## Required action
The expected output is the full set of entries, retyped verbatim, pictures excluded.

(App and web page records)

════════════════

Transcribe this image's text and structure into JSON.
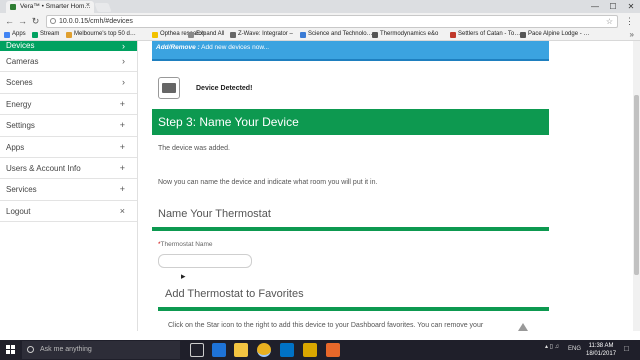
{
  "browser": {
    "tab_title": "Vera™ • Smarter Hom…",
    "tab_close": "×",
    "window_controls": [
      "—",
      "☐",
      "✕"
    ],
    "url": "10.0.0.15/cmh/#devices",
    "nav": {
      "back": "←",
      "forward": "→",
      "reload": "↻"
    },
    "star": "☆",
    "menu": "⋮",
    "bookmarks": [
      {
        "label": "Apps",
        "icon": "apps-grid-icon",
        "color": "#4285f4"
      },
      {
        "label": "Stream",
        "icon": "stream-icon",
        "color": "#00a160"
      },
      {
        "label": "Melbourne's top 50 d…",
        "icon": "page-icon",
        "color": "#e0a030"
      },
      {
        "label": "Opthea research",
        "icon": "folder-icon",
        "color": "#f2c200"
      },
      {
        "label": "Expand All",
        "icon": "bookmarklet-icon",
        "color": "#888888"
      },
      {
        "label": "Z-Wave: Integrator –",
        "icon": "page-icon",
        "color": "#666666"
      },
      {
        "label": "Science and Technolo…",
        "icon": "page-icon",
        "color": "#3a7bd5"
      },
      {
        "label": "Thermodynamics e&o",
        "icon": "page-icon",
        "color": "#555555"
      },
      {
        "label": "Settlers of Catan - To…",
        "icon": "page-icon",
        "color": "#c0392b"
      },
      {
        "label": "Pace Alpine Lodge - …",
        "icon": "page-icon",
        "color": "#555555"
      }
    ],
    "bookmarks_more": "»"
  },
  "sidebar": {
    "items": [
      {
        "label": "Devices",
        "glyph": "›",
        "active": true
      },
      {
        "label": "Cameras",
        "glyph": "›"
      },
      {
        "label": "Scenes",
        "glyph": "›"
      },
      {
        "label": "Energy",
        "glyph": "+"
      },
      {
        "label": "Settings",
        "glyph": "+"
      },
      {
        "label": "Apps",
        "glyph": "+"
      },
      {
        "label": "Users & Account Info",
        "glyph": "+"
      },
      {
        "label": "Services",
        "glyph": "+"
      },
      {
        "label": "Logout",
        "glyph": "×"
      }
    ]
  },
  "main": {
    "header_title": "Add/Remove :",
    "header_subtitle": " Add new devices now...",
    "detected_text": "Device Detected!",
    "step_title": "Step 3: Name Your Device",
    "added_text": "The device was added.",
    "instruction_text": "Now you can name the device and indicate what room you will put it in.",
    "name_section_title": "Name Your Thermostat",
    "field_required_mark": "*",
    "field_label": "Thermostat Name",
    "field_value": "",
    "favorites_title": "Add Thermostat to Favorites",
    "favorites_text": "Click on the Star icon to the right to add this device to your Dashboard favorites. You can remove your"
  },
  "taskbar": {
    "search_placeholder": "Ask me anything",
    "language": "ENG",
    "time": "11:38 AM",
    "date": "18/01/2017"
  },
  "colors": {
    "accent_green": "#0d9950",
    "header_blue": "#3ba3e0",
    "sidebar_active": "#00a160"
  }
}
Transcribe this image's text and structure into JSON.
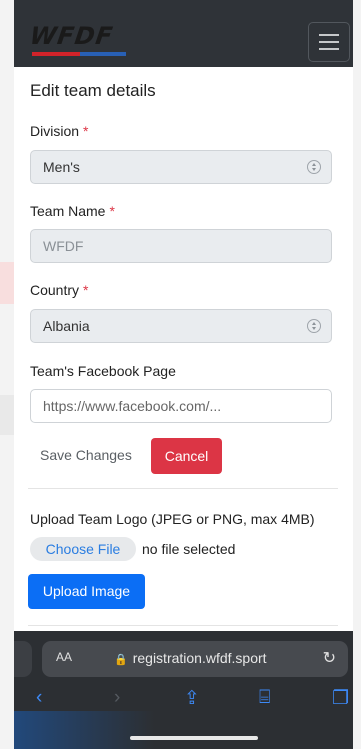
{
  "header": {
    "logo_text": "WFDF",
    "menu_icon": "hamburger-icon"
  },
  "page_title": "Edit team details",
  "form": {
    "division": {
      "label": "Division",
      "required_mark": "*",
      "value": "Men's"
    },
    "team_name": {
      "label": "Team Name",
      "required_mark": "*",
      "value": "WFDF"
    },
    "country": {
      "label": "Country",
      "required_mark": "*",
      "value": "Albania"
    },
    "facebook": {
      "label": "Team's Facebook Page",
      "placeholder": "https://www.facebook.com/..."
    },
    "save_label": "Save Changes",
    "cancel_label": "Cancel"
  },
  "upload": {
    "label": "Upload Team Logo (JPEG or PNG, max 4MB)",
    "choose_label": "Choose File",
    "no_file": "no selected",
    "no_file_text": "no file selected",
    "upload_label": "Upload Image"
  },
  "browser": {
    "text_size": "AA",
    "url": "registration.wfdf.sport"
  },
  "colors": {
    "header": "#2f3338",
    "cancel": "#dc3545",
    "upload": "#0b6ef5",
    "required": "#dc3545"
  }
}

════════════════

## Result of the task
Transcribe this image's text and structure into JSON.
{
  "browser": {
    "tab_title": "Vera™ • Smarter Hom…",
    "tab_close": "×",
    "window_controls": [
      "—",
      "☐",
      "✕"
    ],
    "url": "10.0.0.15/cmh/#devices",
    "nav": {
      "back": "←",
      "forward": "→",
      "reload": "↻"
    },
    "star": "☆",
    "menu": "⋮",
    "bookmarks": [
      {
        "label": "Apps",
        "icon": "apps-grid-icon",
        "color": "#4285f4"
      },
      {
        "label": "Stream",
        "icon": "stream-icon",
        "color": "#00a160"
      },
      {
        "label": "Melbourne's top 50 d…",
        "icon": "page-icon",
        "color": "#e0a030"
      },
      {
        "label": "Opthea research",
        "icon": "folder-icon",
        "color": "#f2c200"
      },
      {
        "label": "Expand All",
        "icon": "bookmarklet-icon",
        "color": "#888888"
      },
      {
        "label": "Z-Wave: Integrator –",
        "icon": "page-icon",
        "color": "#666666"
      },
      {
        "label": "Science and Technolo…",
        "icon": "page-icon",
        "color": "#3a7bd5"
      },
      {
        "label": "Thermodynamics e&o",
        "icon": "page-icon",
        "color": "#555555"
      },
      {
        "label": "Settlers of Catan - To…",
        "icon": "page-icon",
        "color": "#c0392b"
      },
      {
        "label": "Pace Alpine Lodge - …",
        "icon": "page-icon",
        "color": "#555555"
      }
    ],
    "bookmarks_more": "»"
  },
  "sidebar": {
    "items": [
      {
        "label": "Devices",
        "glyph": "›",
        "active": true
      },
      {
        "label": "Cameras",
        "glyph": "›"
      },
      {
        "label": "Scenes",
        "glyph": "›"
      },
      {
        "label": "Energy",
        "glyph": "+"
      },
      {
        "label": "Settings",
        "glyph": "+"
      },
      {
        "label": "Apps",
        "glyph": "+"
      },
      {
        "label": "Users & Account Info",
        "glyph": "+"
      },
      {
        "label": "Services",
        "glyph": "+"
      },
      {
        "label": "Logout",
        "glyph": "×"
      }
    ]
  },
  "main": {
    "header_title": "Add/Remove :",
    "header_subtitle": " Add new devices now...",
    "detected_text": "Device Detected!",
    "step_title": "Step 3: Name Your Device",
    "added_text": "The device was added.",
    "instruction_text": "Now you can name the device and indicate what room you will put it in.",
    "name_section_title": "Name Your Thermostat",
    "field_required_mark": "*",
    "field_label": "Thermostat Name",
    "field_value": "",
    "favorites_title": "Add Thermostat to Favorites",
    "favorites_text": "Click on the Star icon to the right to add this device to your Dashboard favorites. You can remove your"
  },
  "taskbar": {
    "search_placeholder": "Ask me anything",
    "language": "ENG",
    "time": "11:38 AM",
    "date": "18/01/2017"
  },
  "colors": {
    "accent_green": "#0d9950",
    "header_blue": "#3ba3e0",
    "sidebar_active": "#00a160"
  }
}
Transcribe this image's text and structure into JSON.
{
  "header": {
    "logo_text": "WFDF",
    "menu_icon": "hamburger-icon"
  },
  "page_title": "Edit team details",
  "form": {
    "division": {
      "label": "Division",
      "required_mark": "*",
      "value": "Men's"
    },
    "team_name": {
      "label": "Team Name",
      "required_mark": "*",
      "value": "WFDF"
    },
    "country": {
      "label": "Country",
      "required_mark": "*",
      "value": "Albania"
    },
    "facebook": {
      "label": "Team's Facebook Page",
      "placeholder": "https://www.facebook.com/..."
    },
    "save_label": "Save Changes",
    "cancel_label": "Cancel"
  },
  "upload": {
    "label": "Upload Team Logo (JPEG or PNG, max 4MB)",
    "choose_label": "Choose File",
    "no_file": "no selected",
    "no_file_text": "no file selected",
    "upload_label": "Upload Image"
  },
  "browser": {
    "text_size": "AA",
    "url": "registration.wfdf.sport"
  },
  "colors": {
    "header": "#2f3338",
    "cancel": "#dc3545",
    "upload": "#0b6ef5",
    "required": "#dc3545"
  }
}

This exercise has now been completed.